The mechanical tweak was something the starter worked on during the extended break in-between appearances.
“It was something that we worked on,” Martinez explained.
“We’re trying to keep him gathered. Keep him under control. But he was really good today. It was good to see, so we could build off of that.”
“For me, it was just how can I — not sort of simplify things,” Gray told reporters in his own post game scrum, “but try and bring out some properties in my delivery that I know where I feel stable, I feel comfortable. So, was working in the bullpen with [Pitching Coach Jim] Hickey and all the guys there. I felt good with it and felt I could roll with it. So the early returns are good ... and just continue to build off of it.”
Asked what his focus was during his between-starts work, Gray had a two-word answer.
Martinez offered more of an explanation.

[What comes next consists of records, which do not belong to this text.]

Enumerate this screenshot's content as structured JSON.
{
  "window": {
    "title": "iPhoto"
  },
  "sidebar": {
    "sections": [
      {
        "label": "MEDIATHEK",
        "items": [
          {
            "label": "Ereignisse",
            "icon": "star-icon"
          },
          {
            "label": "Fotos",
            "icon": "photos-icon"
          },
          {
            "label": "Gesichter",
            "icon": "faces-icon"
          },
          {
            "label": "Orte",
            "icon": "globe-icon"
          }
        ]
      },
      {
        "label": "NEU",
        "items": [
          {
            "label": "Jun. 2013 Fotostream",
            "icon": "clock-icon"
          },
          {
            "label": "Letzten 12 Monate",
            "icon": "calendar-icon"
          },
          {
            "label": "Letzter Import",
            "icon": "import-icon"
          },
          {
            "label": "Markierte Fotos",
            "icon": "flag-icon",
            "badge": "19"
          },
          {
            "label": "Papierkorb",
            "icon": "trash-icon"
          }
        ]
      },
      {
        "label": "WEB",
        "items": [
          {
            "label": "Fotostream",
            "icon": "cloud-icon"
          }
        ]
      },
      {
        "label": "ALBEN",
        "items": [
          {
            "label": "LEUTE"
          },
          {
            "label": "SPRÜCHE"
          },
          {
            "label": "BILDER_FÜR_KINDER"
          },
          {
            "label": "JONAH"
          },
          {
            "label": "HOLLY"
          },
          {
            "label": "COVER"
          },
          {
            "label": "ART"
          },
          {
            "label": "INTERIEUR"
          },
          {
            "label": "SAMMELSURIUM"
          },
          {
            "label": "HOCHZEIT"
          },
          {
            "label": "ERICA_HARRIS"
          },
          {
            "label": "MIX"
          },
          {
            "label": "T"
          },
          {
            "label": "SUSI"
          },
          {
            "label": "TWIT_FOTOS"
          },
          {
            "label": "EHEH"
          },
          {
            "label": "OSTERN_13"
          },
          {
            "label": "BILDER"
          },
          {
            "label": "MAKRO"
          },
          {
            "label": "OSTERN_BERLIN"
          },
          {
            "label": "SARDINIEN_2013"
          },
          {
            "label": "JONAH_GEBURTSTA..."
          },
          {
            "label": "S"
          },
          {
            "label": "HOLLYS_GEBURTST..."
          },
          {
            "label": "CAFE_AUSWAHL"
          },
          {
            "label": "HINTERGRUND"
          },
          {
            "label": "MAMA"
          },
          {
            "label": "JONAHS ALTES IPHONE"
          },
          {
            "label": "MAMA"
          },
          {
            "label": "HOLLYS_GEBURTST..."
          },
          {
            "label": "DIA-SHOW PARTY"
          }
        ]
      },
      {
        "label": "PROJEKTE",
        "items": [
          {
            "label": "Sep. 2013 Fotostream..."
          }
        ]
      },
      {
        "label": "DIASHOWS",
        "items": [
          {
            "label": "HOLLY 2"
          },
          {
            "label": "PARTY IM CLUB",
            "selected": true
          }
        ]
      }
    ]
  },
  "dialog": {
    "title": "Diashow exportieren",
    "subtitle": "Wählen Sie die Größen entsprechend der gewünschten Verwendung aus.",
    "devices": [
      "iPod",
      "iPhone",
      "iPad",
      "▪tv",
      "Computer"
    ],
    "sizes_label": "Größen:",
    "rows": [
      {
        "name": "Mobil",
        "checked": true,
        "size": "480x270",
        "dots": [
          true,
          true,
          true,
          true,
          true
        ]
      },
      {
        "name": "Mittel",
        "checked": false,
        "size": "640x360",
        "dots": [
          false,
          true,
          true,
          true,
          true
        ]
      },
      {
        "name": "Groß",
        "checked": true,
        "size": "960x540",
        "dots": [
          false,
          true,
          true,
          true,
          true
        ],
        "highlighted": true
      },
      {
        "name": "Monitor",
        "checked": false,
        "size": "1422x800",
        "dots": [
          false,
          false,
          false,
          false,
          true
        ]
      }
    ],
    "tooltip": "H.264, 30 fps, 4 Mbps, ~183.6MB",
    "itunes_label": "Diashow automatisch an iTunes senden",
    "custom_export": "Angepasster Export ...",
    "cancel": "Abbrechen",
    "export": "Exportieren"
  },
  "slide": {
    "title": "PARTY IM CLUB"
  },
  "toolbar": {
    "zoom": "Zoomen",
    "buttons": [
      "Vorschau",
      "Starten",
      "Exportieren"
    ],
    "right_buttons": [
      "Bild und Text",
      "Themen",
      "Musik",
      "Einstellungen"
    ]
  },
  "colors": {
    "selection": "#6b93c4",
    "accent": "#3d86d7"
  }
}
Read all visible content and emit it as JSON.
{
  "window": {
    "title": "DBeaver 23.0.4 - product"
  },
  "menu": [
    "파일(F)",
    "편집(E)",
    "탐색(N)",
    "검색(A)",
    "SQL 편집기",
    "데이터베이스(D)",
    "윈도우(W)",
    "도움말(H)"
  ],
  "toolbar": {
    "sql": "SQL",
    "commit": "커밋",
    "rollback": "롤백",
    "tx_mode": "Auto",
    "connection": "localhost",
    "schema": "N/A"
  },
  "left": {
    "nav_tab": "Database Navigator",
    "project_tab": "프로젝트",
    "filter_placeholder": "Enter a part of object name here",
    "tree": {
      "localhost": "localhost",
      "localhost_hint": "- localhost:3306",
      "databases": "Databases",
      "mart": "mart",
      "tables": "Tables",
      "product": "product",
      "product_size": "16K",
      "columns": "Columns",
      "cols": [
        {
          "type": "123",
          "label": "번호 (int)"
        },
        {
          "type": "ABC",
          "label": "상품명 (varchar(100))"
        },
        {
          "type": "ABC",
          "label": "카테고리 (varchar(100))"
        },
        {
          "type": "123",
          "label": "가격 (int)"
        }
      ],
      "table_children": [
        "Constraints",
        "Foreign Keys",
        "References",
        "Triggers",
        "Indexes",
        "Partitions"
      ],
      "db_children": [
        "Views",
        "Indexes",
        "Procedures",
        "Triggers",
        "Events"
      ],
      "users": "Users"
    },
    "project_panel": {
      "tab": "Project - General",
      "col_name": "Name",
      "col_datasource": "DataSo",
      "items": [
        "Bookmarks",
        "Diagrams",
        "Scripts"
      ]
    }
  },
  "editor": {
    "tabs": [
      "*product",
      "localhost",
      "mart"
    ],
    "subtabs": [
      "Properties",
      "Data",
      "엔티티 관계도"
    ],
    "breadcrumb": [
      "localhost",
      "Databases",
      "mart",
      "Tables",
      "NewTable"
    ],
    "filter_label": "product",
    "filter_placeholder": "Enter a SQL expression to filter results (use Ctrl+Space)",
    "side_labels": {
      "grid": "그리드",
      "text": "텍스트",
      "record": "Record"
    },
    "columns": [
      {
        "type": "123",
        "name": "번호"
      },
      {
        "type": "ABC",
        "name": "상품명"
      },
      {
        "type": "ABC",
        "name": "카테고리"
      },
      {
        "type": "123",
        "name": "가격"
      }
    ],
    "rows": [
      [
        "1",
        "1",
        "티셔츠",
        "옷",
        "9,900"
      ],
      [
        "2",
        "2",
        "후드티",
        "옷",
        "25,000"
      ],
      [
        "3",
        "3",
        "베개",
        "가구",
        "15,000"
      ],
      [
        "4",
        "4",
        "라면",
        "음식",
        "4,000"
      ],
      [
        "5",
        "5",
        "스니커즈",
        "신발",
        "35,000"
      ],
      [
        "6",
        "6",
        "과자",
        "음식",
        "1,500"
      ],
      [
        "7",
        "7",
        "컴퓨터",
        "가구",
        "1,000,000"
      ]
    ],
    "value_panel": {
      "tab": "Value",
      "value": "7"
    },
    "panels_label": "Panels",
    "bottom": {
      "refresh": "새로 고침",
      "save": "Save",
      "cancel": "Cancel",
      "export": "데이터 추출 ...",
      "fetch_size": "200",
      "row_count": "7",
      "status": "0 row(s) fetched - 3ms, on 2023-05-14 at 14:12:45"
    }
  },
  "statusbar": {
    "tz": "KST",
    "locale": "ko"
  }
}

“It was more about getting direction,” he said of the thinking behind the mechanical tweak.
“Trying to figure out how to slow him down a little bit, and he worked on it, and today was really, really good.
“If we keep him there, was we all know, he’s an All-Star. We keep him there, it’s all about consistency now with him.”
“He was throwing a lot more strikes than the way he was before,” catcher Keibert Ruiz said of the tweaks and what had worked for Gray in the start, “getting ahead of the hitters early in the count, and he got really good results.”
“Early strikes, first-pitch strikes, finish them off with my whole array of pitches,” Gray said when he too asked what worked.
“But just getting ahead early worked a lot today and just believing in my stuff. Using the whole part of the plate. So it was a good day.”
Gray generated 13 swinging strikes, spread out over all of his pitches, and 17 called strikes, seven with his sinker, leaning on the pitch (38%) more than he has in other starts this year (14.7% AVG on the season).
“He primarily throws sinkers,” Martinez said. “The four-seams he tries to throw on occasion to get the ball up, but now it’s just more sinker/cutter, and he threw a couple changeups in there today too, which was kind of nice. But for the most part he kept the ball down. And when he’s good the ball is down and when he’s really good he can throw strikes down and that’s what happened today.”
Which stood out more for the manager: The season-high 10 Ks or the fact Gray didn’t walk any batters?
“The no walks,” Martinez said. “The no walks. Like I’ve said before, strikeouts are sexy. That’s great. But to be able to do what he did 10 strikeouts and no walks is beautiful.”
How about his catcher? The 10 Ks or the no walks? “Both,” Ruiz said.